__Exercise objective__: Go through the entries below and give the number of lines that have the string "Copiar", and only that.

Start of Input for this task

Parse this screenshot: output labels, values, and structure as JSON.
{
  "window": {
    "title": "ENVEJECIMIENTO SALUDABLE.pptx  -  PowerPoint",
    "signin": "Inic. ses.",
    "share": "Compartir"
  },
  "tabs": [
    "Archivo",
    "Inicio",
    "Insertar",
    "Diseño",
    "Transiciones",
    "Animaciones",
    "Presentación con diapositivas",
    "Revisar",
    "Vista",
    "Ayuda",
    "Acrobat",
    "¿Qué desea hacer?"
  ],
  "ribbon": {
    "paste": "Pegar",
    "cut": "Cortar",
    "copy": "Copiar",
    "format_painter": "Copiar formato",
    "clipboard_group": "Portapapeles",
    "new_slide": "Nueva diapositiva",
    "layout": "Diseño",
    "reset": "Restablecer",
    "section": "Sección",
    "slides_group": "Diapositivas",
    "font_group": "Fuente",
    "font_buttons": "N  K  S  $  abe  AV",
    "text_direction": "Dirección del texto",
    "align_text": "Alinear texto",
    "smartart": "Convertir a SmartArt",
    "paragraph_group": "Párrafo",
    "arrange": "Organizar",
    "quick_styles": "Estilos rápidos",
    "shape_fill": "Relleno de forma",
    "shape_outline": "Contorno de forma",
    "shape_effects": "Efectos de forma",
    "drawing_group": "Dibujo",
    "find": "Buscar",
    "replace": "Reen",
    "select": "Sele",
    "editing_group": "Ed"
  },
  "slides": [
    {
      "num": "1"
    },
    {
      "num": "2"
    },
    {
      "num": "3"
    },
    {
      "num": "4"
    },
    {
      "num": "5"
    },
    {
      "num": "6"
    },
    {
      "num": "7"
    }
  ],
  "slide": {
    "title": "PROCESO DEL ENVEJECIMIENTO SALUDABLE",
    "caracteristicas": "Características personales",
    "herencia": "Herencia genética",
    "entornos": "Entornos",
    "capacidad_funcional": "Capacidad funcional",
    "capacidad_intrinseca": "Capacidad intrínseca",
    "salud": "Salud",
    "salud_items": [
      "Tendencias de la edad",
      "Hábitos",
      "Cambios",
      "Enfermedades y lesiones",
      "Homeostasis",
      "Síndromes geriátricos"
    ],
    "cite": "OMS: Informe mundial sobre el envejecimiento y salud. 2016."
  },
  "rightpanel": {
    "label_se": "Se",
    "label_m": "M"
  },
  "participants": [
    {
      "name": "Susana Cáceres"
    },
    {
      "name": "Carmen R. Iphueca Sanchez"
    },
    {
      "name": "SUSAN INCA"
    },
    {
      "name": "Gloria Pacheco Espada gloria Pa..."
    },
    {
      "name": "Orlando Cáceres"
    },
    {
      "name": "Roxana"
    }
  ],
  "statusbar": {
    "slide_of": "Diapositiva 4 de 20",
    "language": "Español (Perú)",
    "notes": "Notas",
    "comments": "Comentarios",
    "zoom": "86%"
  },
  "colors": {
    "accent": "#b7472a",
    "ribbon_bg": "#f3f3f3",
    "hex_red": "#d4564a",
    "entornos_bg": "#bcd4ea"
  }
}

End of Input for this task

__Answer to this task__: 2